- _Task requirements_
Retrieve every line of the data holding the word "JSON".

Items from an interface collection
++++
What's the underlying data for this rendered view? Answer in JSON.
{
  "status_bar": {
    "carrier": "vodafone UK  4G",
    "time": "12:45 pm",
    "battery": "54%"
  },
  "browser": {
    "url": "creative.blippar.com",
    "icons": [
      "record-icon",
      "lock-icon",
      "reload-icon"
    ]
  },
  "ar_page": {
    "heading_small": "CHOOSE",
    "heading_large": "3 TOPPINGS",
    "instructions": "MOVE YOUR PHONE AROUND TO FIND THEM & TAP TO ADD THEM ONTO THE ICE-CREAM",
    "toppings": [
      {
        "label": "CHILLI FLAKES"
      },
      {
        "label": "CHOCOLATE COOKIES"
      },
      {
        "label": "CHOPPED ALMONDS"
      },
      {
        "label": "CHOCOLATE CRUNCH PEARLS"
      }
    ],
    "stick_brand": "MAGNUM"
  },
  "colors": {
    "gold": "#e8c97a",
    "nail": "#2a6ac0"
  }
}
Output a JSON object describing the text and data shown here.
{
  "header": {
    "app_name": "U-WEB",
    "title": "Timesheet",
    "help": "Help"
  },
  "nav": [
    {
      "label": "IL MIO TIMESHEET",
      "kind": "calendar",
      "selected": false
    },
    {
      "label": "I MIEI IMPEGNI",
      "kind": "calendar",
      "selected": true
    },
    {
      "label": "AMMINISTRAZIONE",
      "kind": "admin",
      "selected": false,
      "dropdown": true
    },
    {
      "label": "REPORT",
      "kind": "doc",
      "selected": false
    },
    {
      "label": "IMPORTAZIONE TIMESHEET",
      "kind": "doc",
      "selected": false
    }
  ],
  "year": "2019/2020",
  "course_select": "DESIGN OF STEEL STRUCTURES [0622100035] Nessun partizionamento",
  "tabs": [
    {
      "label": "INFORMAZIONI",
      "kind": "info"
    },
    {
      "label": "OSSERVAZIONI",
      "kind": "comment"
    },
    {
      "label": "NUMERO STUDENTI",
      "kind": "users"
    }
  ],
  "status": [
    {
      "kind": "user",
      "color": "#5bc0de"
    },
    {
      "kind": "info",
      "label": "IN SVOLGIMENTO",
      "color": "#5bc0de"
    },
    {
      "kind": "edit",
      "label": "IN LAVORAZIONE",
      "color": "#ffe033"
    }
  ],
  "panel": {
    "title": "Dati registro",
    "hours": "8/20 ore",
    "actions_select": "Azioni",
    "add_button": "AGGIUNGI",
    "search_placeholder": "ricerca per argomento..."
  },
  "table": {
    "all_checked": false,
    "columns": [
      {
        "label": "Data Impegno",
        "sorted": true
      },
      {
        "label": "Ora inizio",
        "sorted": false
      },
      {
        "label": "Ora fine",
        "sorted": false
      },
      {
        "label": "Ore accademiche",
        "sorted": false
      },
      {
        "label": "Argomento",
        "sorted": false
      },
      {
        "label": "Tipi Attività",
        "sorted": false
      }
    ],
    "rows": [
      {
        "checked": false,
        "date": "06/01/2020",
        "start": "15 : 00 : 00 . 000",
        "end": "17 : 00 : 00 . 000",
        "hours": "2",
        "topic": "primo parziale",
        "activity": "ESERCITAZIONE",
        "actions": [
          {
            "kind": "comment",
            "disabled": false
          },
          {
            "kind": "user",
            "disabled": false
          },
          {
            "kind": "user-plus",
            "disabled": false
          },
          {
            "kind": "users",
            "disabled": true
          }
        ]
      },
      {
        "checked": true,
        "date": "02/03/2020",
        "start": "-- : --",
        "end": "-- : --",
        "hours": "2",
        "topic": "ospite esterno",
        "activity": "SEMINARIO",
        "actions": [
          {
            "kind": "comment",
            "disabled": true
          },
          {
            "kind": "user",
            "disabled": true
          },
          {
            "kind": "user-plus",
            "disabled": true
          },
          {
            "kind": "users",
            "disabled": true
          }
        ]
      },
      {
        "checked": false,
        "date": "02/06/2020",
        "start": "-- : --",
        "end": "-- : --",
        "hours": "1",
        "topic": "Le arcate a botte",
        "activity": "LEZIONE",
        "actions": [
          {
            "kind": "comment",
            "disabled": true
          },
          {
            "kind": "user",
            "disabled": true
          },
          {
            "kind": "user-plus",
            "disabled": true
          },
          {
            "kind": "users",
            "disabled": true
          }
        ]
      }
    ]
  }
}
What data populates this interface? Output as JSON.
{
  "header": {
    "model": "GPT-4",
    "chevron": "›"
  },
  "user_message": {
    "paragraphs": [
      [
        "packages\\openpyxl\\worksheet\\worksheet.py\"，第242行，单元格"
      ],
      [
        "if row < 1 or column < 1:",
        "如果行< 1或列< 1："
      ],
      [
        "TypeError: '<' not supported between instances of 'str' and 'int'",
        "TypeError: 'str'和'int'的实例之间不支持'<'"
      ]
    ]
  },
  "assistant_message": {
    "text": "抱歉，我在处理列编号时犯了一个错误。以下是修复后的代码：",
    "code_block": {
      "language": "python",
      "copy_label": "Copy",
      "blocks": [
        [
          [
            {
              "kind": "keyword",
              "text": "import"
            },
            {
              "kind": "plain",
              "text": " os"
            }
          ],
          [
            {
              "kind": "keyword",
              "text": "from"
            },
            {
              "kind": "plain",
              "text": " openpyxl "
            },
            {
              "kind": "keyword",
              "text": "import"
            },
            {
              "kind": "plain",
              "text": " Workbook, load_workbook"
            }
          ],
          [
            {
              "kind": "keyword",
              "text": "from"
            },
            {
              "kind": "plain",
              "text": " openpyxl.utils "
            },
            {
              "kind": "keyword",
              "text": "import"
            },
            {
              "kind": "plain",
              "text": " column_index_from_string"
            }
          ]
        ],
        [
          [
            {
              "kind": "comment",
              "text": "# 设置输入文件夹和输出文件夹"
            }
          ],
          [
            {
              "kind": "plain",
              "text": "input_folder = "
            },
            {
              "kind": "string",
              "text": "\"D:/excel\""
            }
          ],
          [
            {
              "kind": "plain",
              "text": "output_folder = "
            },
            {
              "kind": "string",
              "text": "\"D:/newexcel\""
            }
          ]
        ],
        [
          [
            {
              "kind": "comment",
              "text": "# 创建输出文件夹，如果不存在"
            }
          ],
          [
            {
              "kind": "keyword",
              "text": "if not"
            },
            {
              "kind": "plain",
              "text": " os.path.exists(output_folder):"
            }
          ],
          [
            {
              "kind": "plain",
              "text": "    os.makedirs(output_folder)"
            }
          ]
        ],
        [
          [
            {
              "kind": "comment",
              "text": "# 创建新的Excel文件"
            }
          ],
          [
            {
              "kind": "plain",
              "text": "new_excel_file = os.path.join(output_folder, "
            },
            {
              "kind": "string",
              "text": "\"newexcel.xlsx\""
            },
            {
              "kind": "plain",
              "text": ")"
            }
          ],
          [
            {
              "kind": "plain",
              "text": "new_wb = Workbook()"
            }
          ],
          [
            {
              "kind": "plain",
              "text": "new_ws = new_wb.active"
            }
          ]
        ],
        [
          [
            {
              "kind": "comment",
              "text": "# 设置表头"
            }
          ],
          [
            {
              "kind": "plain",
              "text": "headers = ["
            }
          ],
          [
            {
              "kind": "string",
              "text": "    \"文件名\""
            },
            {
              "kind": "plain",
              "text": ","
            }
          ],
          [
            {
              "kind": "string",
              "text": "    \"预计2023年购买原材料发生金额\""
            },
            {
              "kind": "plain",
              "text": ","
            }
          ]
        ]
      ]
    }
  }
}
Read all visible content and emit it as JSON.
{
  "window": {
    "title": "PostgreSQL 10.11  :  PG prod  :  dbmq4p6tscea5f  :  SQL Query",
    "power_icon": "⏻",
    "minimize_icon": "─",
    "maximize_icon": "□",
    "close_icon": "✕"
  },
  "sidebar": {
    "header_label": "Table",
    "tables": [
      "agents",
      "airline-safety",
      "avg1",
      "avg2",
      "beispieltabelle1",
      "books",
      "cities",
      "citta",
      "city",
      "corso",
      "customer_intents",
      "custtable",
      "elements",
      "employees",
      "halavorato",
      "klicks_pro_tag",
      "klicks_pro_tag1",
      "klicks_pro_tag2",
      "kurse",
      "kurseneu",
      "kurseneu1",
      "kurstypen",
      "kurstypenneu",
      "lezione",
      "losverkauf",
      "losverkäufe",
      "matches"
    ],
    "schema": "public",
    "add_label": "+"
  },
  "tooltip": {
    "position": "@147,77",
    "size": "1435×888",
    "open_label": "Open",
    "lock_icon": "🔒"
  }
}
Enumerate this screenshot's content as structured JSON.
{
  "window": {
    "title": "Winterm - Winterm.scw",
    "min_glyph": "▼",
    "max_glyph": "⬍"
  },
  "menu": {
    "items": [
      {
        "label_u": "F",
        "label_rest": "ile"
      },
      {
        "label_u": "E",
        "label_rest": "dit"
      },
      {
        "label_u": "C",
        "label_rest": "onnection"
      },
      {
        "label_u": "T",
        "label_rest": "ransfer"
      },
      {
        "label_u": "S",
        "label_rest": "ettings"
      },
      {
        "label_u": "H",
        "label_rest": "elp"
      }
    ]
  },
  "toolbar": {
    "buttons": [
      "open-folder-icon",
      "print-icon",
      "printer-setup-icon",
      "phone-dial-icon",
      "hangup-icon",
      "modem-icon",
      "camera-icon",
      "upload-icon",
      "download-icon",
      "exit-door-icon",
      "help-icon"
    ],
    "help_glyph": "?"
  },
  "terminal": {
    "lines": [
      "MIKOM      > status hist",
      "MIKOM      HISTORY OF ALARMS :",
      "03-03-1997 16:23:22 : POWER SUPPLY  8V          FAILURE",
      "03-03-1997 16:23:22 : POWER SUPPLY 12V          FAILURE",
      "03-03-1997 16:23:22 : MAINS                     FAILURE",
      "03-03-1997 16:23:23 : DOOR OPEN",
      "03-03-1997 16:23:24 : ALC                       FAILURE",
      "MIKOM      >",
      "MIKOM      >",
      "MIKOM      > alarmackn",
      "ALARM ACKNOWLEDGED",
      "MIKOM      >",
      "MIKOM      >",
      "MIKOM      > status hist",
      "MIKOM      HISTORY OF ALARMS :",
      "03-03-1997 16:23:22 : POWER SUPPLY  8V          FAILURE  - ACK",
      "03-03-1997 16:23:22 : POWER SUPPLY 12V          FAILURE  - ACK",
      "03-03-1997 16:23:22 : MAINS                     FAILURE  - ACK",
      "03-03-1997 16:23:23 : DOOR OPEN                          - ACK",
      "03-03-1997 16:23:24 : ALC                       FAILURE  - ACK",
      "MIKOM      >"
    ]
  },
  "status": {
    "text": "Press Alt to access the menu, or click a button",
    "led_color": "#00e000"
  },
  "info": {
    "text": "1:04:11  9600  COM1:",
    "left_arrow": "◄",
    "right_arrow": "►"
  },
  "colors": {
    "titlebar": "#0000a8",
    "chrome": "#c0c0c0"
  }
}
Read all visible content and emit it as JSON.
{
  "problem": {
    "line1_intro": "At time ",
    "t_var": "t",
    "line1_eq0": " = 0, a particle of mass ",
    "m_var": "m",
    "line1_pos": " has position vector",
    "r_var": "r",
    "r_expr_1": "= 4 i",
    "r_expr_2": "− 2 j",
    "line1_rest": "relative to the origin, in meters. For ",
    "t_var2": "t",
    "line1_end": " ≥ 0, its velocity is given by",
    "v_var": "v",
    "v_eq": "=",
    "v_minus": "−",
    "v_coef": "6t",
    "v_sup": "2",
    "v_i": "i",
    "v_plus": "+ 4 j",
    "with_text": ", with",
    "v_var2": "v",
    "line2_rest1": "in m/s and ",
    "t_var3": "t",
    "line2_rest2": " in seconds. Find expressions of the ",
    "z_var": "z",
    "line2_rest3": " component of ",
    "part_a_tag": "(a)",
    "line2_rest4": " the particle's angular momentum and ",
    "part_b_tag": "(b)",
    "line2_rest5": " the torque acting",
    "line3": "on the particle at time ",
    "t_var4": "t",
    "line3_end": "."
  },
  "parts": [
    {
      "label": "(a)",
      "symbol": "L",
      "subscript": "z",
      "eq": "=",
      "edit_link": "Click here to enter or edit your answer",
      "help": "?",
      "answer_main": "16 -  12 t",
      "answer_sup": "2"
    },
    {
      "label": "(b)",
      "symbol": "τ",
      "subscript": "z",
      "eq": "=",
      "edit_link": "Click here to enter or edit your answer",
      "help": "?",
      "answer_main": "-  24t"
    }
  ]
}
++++
- _Exercise solution_
What's the underlying data for this rendered view? Answer in JSON.
Output a JSON object describing the text and data shown here.
What data populates this interface? Output as JSON.
Read all visible content and emit it as JSON.
Enumerate this screenshot's content as structured JSON.
Read all visible content and emit it as JSON.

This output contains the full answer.